In the village square, through clouds of dust, the bull and the condor fleetingly appear as a single, mythical creature and the idea of it gliding away from its tormentors seems almost real.
After five minutes of frantic action, the bull is lured back to its pen and the condor untethered. Despite its name, the Yawar Fiesta is considerably less bloody than conventional Spanish-style bullfights. At Cotabambas, none of the bulls were killed or seriously injured.
But the fate of the condor may not be so clear-cut. It was due to be released two days after festival, by being flung from a cliff, and after being forced to drink chicha. Mr Ortiz de Zevallos, who claims the condor is even given vitamins, insists: “Our first concern is the condor. In all our fiestas, there has barely been an injury.”
But Dr Williams is unconvinced. The one thing that both can agree on, and which the conservationist hopes will be the key to the survival of the species in Peru, is that without condors, there will be no more Yawar Fiestas.
Plight of the condor
The Andean condor has the largest wing surface of any flying bird. The wingspan of an adult males can surpass 10ft (3m). It is a national symbol in Peru, Argentina, Chile, Bolivia and Ecuador.

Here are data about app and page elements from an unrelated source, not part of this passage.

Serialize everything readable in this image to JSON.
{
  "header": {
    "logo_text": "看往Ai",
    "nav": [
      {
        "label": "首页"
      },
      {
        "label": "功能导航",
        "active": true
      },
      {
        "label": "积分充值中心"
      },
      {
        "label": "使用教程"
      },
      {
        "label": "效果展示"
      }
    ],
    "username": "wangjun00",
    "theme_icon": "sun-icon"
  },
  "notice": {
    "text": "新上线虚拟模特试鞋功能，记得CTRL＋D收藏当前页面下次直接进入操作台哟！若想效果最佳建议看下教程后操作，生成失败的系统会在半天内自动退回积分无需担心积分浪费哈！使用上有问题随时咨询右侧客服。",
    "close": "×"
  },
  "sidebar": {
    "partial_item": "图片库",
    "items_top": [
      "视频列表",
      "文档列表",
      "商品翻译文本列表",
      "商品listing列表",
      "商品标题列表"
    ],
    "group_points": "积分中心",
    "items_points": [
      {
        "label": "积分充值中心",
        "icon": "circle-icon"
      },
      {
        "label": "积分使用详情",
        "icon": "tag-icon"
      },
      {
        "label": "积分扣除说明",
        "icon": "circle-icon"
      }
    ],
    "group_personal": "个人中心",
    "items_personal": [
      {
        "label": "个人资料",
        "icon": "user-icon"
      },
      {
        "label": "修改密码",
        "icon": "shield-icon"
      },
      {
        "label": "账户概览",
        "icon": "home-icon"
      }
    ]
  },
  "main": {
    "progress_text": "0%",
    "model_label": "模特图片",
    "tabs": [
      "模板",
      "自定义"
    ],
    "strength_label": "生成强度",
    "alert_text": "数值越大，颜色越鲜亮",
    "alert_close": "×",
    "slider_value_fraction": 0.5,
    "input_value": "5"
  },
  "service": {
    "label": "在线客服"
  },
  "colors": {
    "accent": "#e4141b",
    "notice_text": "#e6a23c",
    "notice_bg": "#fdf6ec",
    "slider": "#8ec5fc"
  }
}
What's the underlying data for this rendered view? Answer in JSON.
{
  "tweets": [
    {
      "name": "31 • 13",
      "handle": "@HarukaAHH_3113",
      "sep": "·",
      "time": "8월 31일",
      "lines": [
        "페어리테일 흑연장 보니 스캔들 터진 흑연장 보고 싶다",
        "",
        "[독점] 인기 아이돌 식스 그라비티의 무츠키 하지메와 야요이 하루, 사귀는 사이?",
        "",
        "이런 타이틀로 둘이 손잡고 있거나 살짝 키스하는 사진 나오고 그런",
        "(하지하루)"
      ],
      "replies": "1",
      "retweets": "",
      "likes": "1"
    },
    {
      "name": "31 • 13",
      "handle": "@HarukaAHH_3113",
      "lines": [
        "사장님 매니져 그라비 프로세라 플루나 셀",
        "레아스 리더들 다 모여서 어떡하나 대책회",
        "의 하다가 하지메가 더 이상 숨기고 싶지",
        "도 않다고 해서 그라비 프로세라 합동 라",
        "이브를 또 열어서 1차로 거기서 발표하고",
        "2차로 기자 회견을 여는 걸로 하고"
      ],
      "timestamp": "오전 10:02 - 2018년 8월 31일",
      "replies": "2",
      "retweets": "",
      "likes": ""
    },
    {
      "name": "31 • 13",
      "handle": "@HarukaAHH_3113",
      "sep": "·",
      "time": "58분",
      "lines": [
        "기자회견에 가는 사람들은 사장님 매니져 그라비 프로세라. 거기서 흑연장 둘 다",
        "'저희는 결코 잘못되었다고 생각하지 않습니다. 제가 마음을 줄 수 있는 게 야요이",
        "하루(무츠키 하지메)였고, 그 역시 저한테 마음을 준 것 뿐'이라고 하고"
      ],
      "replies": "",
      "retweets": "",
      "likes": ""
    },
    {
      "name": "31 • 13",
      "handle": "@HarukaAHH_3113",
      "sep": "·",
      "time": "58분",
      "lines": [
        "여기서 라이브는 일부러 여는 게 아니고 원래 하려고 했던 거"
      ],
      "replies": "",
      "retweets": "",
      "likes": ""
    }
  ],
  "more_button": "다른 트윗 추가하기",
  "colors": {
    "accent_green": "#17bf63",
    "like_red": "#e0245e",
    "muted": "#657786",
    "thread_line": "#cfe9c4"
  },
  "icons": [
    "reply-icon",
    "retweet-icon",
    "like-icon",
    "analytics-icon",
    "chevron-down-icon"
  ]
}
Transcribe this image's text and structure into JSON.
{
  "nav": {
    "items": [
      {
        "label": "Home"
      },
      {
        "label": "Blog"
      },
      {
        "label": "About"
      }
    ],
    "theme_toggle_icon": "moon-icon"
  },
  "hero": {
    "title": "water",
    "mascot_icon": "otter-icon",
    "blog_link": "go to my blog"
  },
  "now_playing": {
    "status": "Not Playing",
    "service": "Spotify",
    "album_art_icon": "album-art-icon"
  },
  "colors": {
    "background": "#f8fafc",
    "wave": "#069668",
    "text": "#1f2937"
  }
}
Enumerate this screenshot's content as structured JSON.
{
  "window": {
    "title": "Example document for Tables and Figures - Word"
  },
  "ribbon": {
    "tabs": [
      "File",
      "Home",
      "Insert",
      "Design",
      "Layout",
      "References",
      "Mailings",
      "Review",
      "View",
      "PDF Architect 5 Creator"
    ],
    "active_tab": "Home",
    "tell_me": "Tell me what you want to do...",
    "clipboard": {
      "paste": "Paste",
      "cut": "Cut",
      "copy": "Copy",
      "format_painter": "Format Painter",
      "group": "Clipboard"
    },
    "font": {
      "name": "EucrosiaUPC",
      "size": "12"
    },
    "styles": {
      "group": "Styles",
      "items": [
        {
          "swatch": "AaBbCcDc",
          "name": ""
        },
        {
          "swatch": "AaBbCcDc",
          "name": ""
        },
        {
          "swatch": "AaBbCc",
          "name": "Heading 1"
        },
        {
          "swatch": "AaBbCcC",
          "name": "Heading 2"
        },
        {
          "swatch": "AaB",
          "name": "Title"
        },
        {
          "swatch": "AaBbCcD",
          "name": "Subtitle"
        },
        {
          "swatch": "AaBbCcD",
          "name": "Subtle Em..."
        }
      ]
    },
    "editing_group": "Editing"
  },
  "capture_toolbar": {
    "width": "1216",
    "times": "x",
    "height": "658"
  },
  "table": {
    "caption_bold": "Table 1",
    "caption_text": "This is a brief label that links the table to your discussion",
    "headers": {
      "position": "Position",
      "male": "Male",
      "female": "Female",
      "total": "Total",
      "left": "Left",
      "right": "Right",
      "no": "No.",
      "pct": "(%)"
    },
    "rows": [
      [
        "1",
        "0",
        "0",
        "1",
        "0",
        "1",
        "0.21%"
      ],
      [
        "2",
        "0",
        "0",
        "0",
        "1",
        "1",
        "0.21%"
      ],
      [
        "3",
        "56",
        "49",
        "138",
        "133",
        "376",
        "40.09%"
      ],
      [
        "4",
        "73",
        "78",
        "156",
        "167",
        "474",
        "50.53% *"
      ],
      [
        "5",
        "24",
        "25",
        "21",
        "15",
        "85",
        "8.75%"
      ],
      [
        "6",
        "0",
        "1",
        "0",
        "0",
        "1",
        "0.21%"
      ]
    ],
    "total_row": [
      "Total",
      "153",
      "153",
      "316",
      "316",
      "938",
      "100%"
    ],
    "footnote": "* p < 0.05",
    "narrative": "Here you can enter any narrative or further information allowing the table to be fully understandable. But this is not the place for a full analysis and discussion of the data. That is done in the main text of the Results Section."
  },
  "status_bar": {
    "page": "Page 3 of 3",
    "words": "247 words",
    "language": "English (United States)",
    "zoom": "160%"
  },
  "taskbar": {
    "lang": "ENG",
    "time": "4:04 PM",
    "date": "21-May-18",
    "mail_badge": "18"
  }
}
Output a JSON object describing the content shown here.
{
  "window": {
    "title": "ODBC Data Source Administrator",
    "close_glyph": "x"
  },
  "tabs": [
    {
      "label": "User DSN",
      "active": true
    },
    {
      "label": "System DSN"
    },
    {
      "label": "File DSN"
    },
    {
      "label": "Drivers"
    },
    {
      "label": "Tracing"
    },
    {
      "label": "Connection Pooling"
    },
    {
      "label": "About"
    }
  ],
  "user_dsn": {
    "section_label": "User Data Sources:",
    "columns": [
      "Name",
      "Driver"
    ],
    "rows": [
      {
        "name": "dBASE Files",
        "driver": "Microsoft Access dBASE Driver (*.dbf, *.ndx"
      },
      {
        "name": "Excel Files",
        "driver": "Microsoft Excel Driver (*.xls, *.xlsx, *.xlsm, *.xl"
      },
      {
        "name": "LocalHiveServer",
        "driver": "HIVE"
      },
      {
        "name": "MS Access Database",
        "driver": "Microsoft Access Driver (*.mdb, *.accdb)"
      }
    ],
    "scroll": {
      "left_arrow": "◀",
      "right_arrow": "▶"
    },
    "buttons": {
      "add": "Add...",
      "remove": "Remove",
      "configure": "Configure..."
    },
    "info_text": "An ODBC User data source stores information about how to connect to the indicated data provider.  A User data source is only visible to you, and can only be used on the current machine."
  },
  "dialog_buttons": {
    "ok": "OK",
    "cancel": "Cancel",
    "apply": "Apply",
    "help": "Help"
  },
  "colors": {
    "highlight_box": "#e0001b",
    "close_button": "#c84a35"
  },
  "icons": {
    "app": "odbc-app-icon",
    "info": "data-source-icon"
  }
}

Condors can live up to 70 in the wild, are monogamous and can eat several pounds of meat in a single sitting, often gorging to the point of barely being able to fly.
There are thought to be around 6,000 in the wild although 5,000 of these are in Argentina and Chile, meaning that few condors remain in the rest of Andes.
The wild population of the Andean condor’s cousin, the Californian condor, dropped to just 22 before a successful $35m captive breeding programme – the most expensive species conservation project in US history – was launched in 1987.